The primary factors that distinguish outputs and outcomes are time and measurability. Regarding time, project outputs are considered complete on delivery and in accordance with agreed-on specifications. Outcomes are documented through evaluative actions taken after some interval following project completion.
Concerning measurability, outputs are typically tangible and more easily measured objectively. Outcomes are often more difficult, but not impossible, to measure, and are typically measured subjectively by approximation.
At times, project team members might confuse the two types of outputs. It is important to differentiate the tools and documents of project planning and management from the products or services derived from the work of the project team.
It is also vital that both types of outputs have defined metrics and tracking mechanisms to ensure progress toward achieving the deliverables proceeds according to plan. If the progress deviates from the plan, corrective actions need to be taken to bring the project back to its planned path. Additionally, attempts should be made to measure a project’s outcomes in terms of real dollar payoffs.
An organizational perspective
Taking the discussion to the macro level, strategic goals and objectives are achieved through processes—inputs and transformation—and outputs.
These processes are affected by internal and external situational demands, such as customer demands, capacity and regulations. Aligned with the processes are the human behaviors of employees, which in an organizational setting are influenced by work climate, the predominant style of managing and, above all, organizational culture.
Effective measurement and communication combined represent the channels that enable the organization to ultimately achieve measurable outcomes. The transformation processes, coupled with human performance—including expertise and experience—constitute the core competencies of the organization. These concepts are deployed throughout the organization to enable achievement of the strategic goals and objectives.
In moving from a functional orientation to a process orientation, the organization focuses on achieving the strategic goals and objectives, as demonstrated through measurable outcomes.
Worthwhile outputs are still important when placed within the context of the previous statement, assuming they ultimately will result in a positive outcome.
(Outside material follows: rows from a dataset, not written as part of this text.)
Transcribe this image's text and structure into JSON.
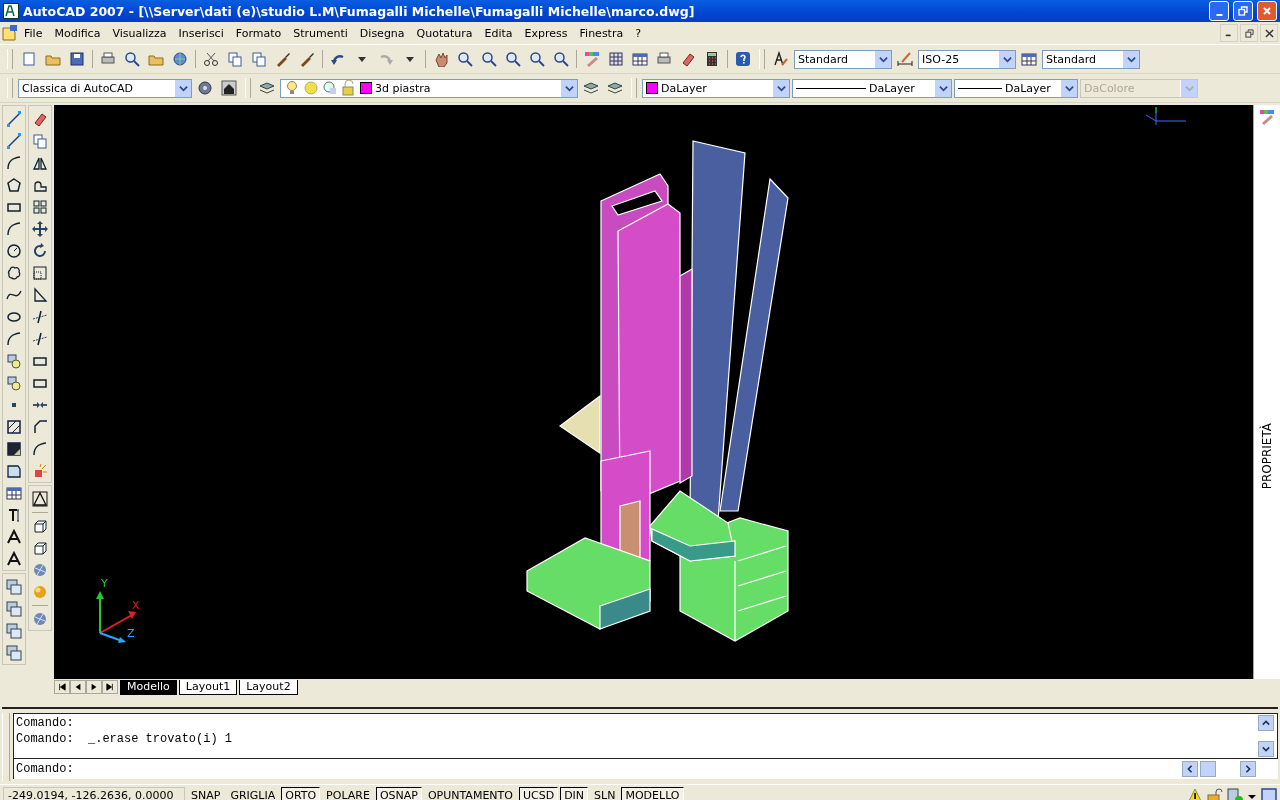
{
  "window": {
    "title": "AutoCAD 2007 - [\\\\Server\\dati (e)\\studio L.M\\Fumagalli Michelle\\Fumagalli Michelle\\marco.dwg]"
  },
  "menu": [
    "File",
    "Modifica",
    "Visualizza",
    "Inserisci",
    "Formato",
    "Strumenti",
    "Disegna",
    "Quotatura",
    "Edita",
    "Express",
    "Finestra",
    "?"
  ],
  "styles_toolbar": {
    "text_style": "Standard",
    "dim_style": "ISO-25",
    "table_style": "Standard"
  },
  "workspace": {
    "value": "Classica di AutoCAD"
  },
  "layer": {
    "value": "3d piastra",
    "color": "#ff00ff"
  },
  "properties_toolbar": [
    {
      "kind": "color",
      "value": "DaLayer",
      "color": "#ff00ff",
      "disabled": false
    },
    {
      "kind": "linetype",
      "value": "DaLayer",
      "disabled": false
    },
    {
      "kind": "lineweight",
      "value": "DaLayer",
      "disabled": false
    },
    {
      "kind": "plain",
      "value": "DaColore",
      "disabled": true
    }
  ],
  "ucs_axes": {
    "x": "X",
    "y": "Y",
    "z": "Z"
  },
  "layout_tabs": [
    {
      "label": "Modello",
      "selected": true
    },
    {
      "label": "Layout1",
      "selected": false
    },
    {
      "label": "Layout2",
      "selected": false
    }
  ],
  "palette": {
    "title": "PROPRIETÀ"
  },
  "command_history": [
    "Comando:",
    "Comando:  _.erase trovato(i) 1"
  ],
  "command_prompt": "Comando:",
  "status_bar": {
    "coordinates": "-249.0194, -126.2636, 0.0000",
    "toggles": [
      {
        "label": "SNAP",
        "on": false
      },
      {
        "label": "GRIGLIA",
        "on": false
      },
      {
        "label": "ORTO",
        "on": true
      },
      {
        "label": "POLARE",
        "on": false
      },
      {
        "label": "OSNAP",
        "on": true
      },
      {
        "label": "OPUNTAMENTO",
        "on": false
      },
      {
        "label": "UCSD",
        "on": true
      },
      {
        "label": "DIN",
        "on": true
      },
      {
        "label": "SLN",
        "on": false
      },
      {
        "label": "MODELLO",
        "on": true
      }
    ]
  }
}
After all, an organization can produce a high-quality product or service output but still fail to produce a positive outcome—high quality buggy whips and no customer demand.
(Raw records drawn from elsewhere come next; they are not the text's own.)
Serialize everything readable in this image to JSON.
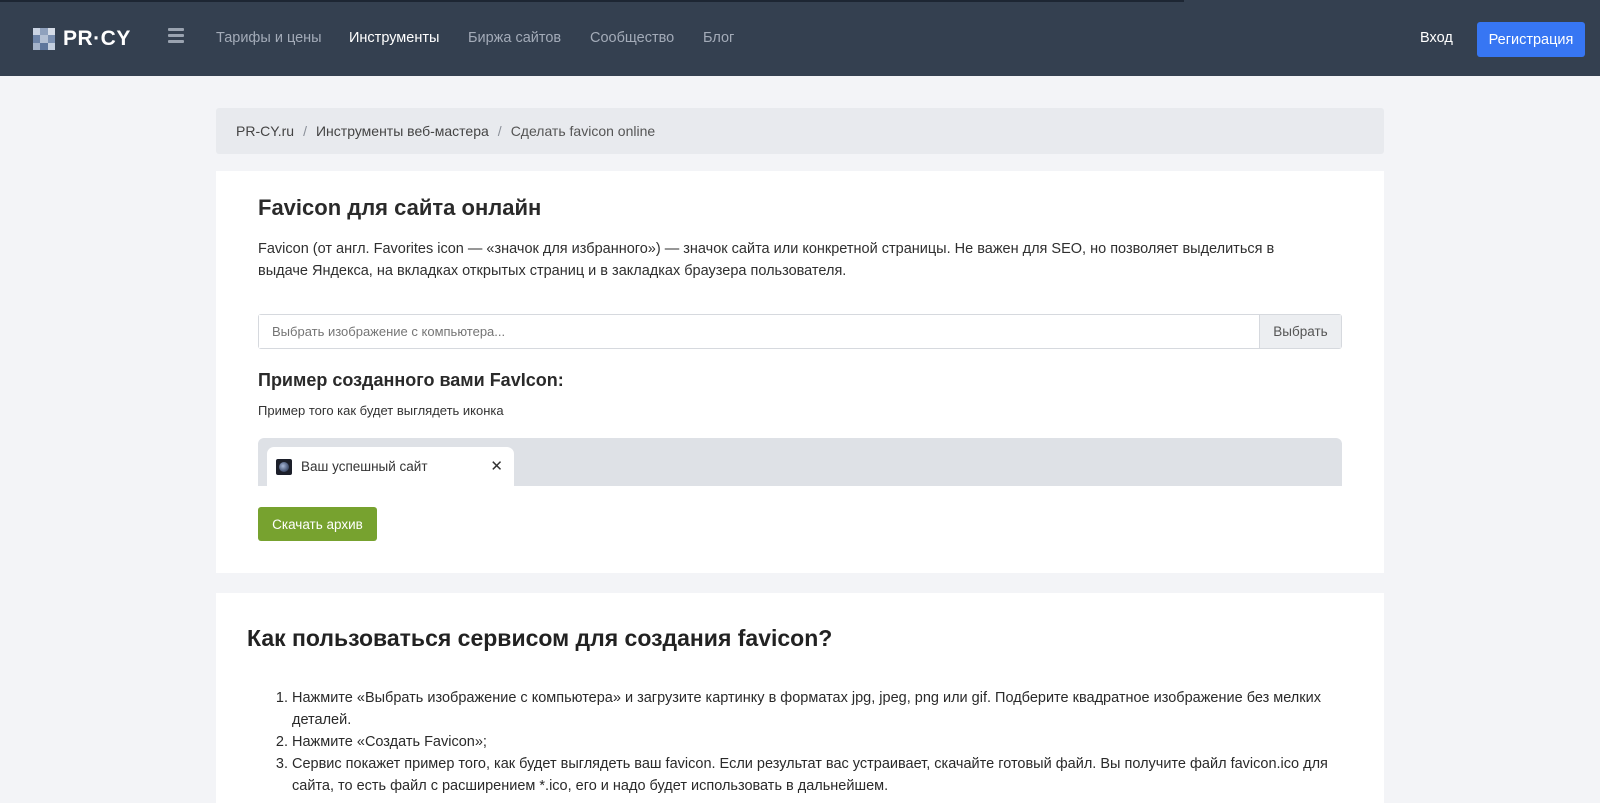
{
  "header": {
    "logo_text": "PR·CY",
    "nav": [
      {
        "label": "Тарифы и цены",
        "active": false
      },
      {
        "label": "Инструменты",
        "active": true
      },
      {
        "label": "Биржа сайтов",
        "active": false
      },
      {
        "label": "Сообщество",
        "active": false
      },
      {
        "label": "Блог",
        "active": false
      }
    ],
    "login": "Вход",
    "register": "Регистрация"
  },
  "breadcrumb": {
    "items": [
      "PR-CY.ru",
      "Инструменты веб-мастера",
      "Сделать favicon online"
    ],
    "separator": "/"
  },
  "tool": {
    "title": "Favicon для сайта онлайн",
    "description": "Favicon (от англ. Favorites icon — «значок для избранного») — значок сайта или конкретной страницы. Не важен для SEO, но позволяет выделиться в выдаче Яндекса, на вкладках открытых страниц и в закладках браузера пользователя.",
    "file_placeholder": "Выбрать изображение с компьютера...",
    "pick_button": "Выбрать",
    "preview_title": "Пример созданного вами FavIcon:",
    "preview_subtitle": "Пример того как будет выглядеть иконка",
    "tab_title": "Ваш успешный сайт",
    "tab_close": "✕",
    "download_button": "Скачать архив"
  },
  "howto": {
    "title": "Как пользоваться сервисом для создания favicon?",
    "steps": [
      "Нажмите «Выбрать изображение с компьютера» и загрузите картинку в форматах jpg, jpeg, png или gif. Подберите квадратное изображение без мелких деталей.",
      "Нажмите «Создать Favicon»;",
      "Сервис покажет пример того, как будет выглядеть ваш favicon. Если результат вас устраивает, скачайте готовый файл. Вы получите файл favicon.ico для сайта, то есть файл с расширением *.ico, его и надо будет использовать в дальнейшем."
    ]
  },
  "colors": {
    "navbar": "#344050",
    "register": "#3776f3",
    "download": "#77a22f"
  }
}
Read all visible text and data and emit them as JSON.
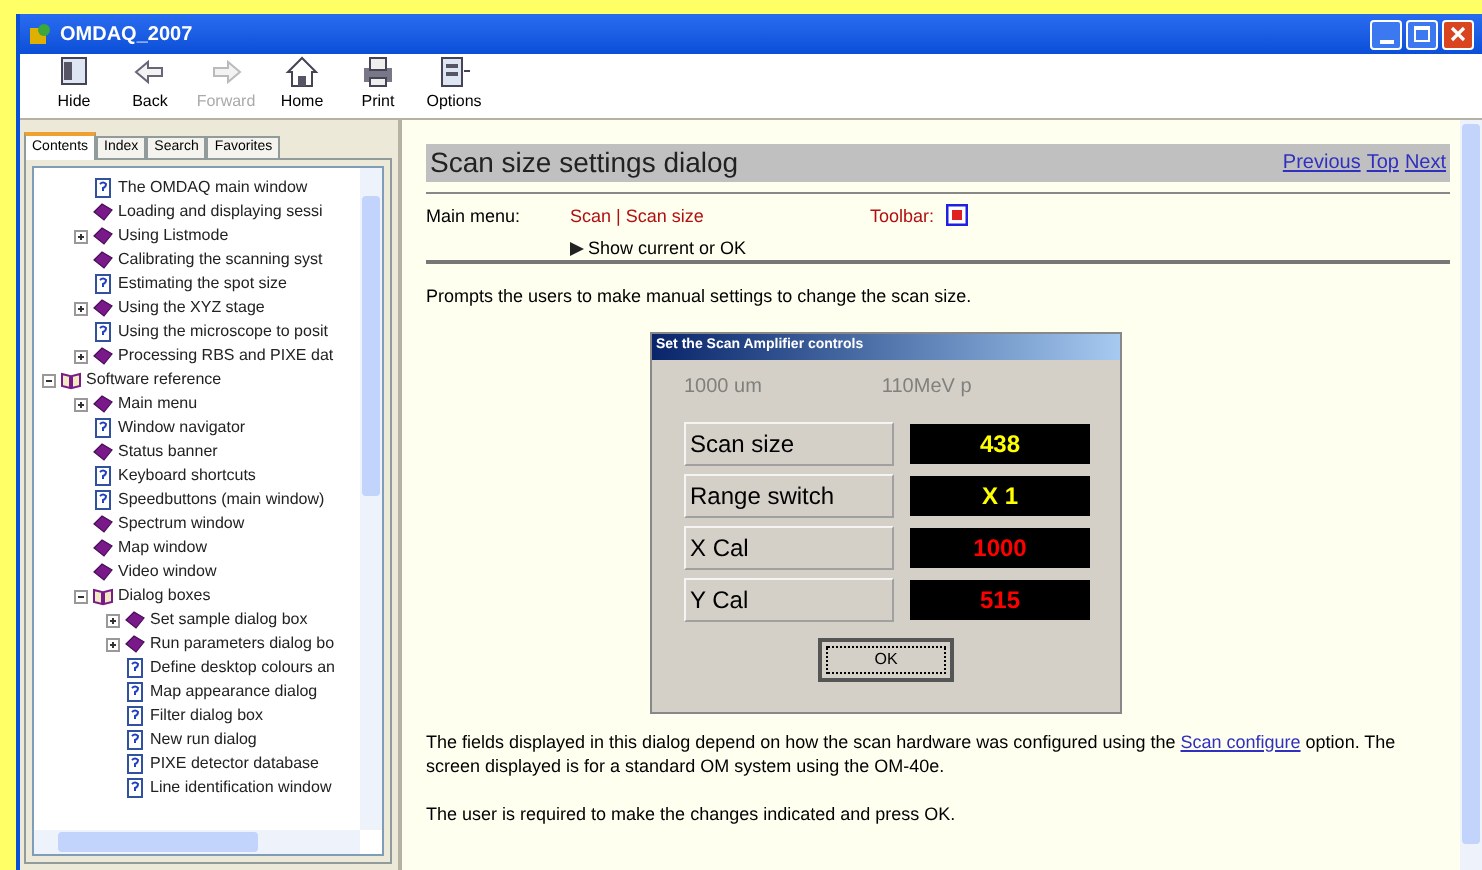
{
  "window": {
    "title": "OMDAQ_2007"
  },
  "toolbar": [
    {
      "label": "Hide",
      "disabled": false
    },
    {
      "label": "Back",
      "disabled": false
    },
    {
      "label": "Forward",
      "disabled": true
    },
    {
      "label": "Home",
      "disabled": false
    },
    {
      "label": "Print",
      "disabled": false
    },
    {
      "label": "Options",
      "disabled": false
    }
  ],
  "tabs": [
    {
      "label": "Contents",
      "selected": true
    },
    {
      "label": "Index",
      "selected": false
    },
    {
      "label": "Search",
      "selected": false
    },
    {
      "label": "Favorites",
      "selected": false
    }
  ],
  "tree": [
    {
      "children": [
        {
          "label": "The OMDAQ main window",
          "kind": "page"
        },
        {
          "label": "Loading and displaying sessi",
          "kind": "book"
        },
        {
          "label": "Using Listmode",
          "kind": "book",
          "expanded": false
        },
        {
          "label": "Calibrating the scanning syst",
          "kind": "book"
        },
        {
          "label": "Estimating the spot size",
          "kind": "page"
        },
        {
          "label": "Using the XYZ stage",
          "kind": "book",
          "expanded": false
        },
        {
          "label": "Using the microscope to posit",
          "kind": "page"
        },
        {
          "label": "Processing RBS and PIXE dat",
          "kind": "book",
          "expanded": false
        }
      ]
    },
    {
      "label": "Software reference",
      "kind": "openbook",
      "expanded": true,
      "children": [
        {
          "label": "Main menu",
          "kind": "book",
          "expanded": false
        },
        {
          "label": "Window navigator",
          "kind": "page"
        },
        {
          "label": "Status banner",
          "kind": "book"
        },
        {
          "label": "Keyboard shortcuts",
          "kind": "page"
        },
        {
          "label": "Speedbuttons (main window)",
          "kind": "page"
        },
        {
          "label": "Spectrum window",
          "kind": "book"
        },
        {
          "label": "Map window",
          "kind": "book"
        },
        {
          "label": "Video window",
          "kind": "book"
        },
        {
          "label": "Dialog boxes",
          "kind": "openbook",
          "expanded": true,
          "children": [
            {
              "label": "Set sample dialog box",
              "kind": "book",
              "expanded": false
            },
            {
              "label": "Run parameters dialog bo",
              "kind": "book",
              "expanded": false
            },
            {
              "label": "Define desktop colours an",
              "kind": "page"
            },
            {
              "label": "Map appearance dialog",
              "kind": "page"
            },
            {
              "label": "Filter dialog box",
              "kind": "page"
            },
            {
              "label": "New run dialog",
              "kind": "page"
            },
            {
              "label": "PIXE detector database",
              "kind": "page"
            },
            {
              "label": "Line identification window",
              "kind": "page"
            }
          ]
        }
      ]
    }
  ],
  "topic": {
    "heading": "Scan size settings dialog",
    "nav": [
      "Previous",
      "Top",
      "Next"
    ],
    "main_menu_label": "Main menu:",
    "main_menu_path": "Scan | Scan size",
    "main_menu_note": "Show current or OK",
    "toolbar_label": "Toolbar:",
    "intro": "Prompts the users to make manual settings to change the scan size.",
    "dialog": {
      "title": "Set the Scan Amplifier controls",
      "info": [
        {
          "text": "1000 um",
          "disabled": true
        },
        {
          "text": "110MeV p",
          "disabled": true
        }
      ],
      "rows": [
        {
          "label": "Scan size",
          "value": "438",
          "kind": "setting"
        },
        {
          "label": "Range switch",
          "value": "X 1",
          "kind": "setting"
        },
        {
          "label": "X Cal",
          "value": "1000",
          "kind": "calibration"
        },
        {
          "label": "Y Cal",
          "value": "515",
          "kind": "calibration"
        }
      ],
      "button": "OK"
    },
    "para1": {
      "before": "The fields displayed in this dialog depend on how the scan hardware was configured using the ",
      "link": "Scan configure",
      "after": " option.  The screen displayed is for a standard OM system using the OM-40e."
    },
    "para2": "The user is required to make the changes indicated and press OK."
  }
}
Russ Westcott is president of R.T. Westcott & Associates in Old Saybrook, CT. He is an ASQ fellow, a certified manager of quality/organizational excellence and a quality auditor. Westcott is editor of the third edition of the CMQ/OE Handbook, co-editor of the Quality Improvement Handbook and author of Simplified Project Management for Quality Professionals and Stepping Up to ISO 9004:2000. Westcott is also a co-instructor of the ASQ CMQ/OE refresher course.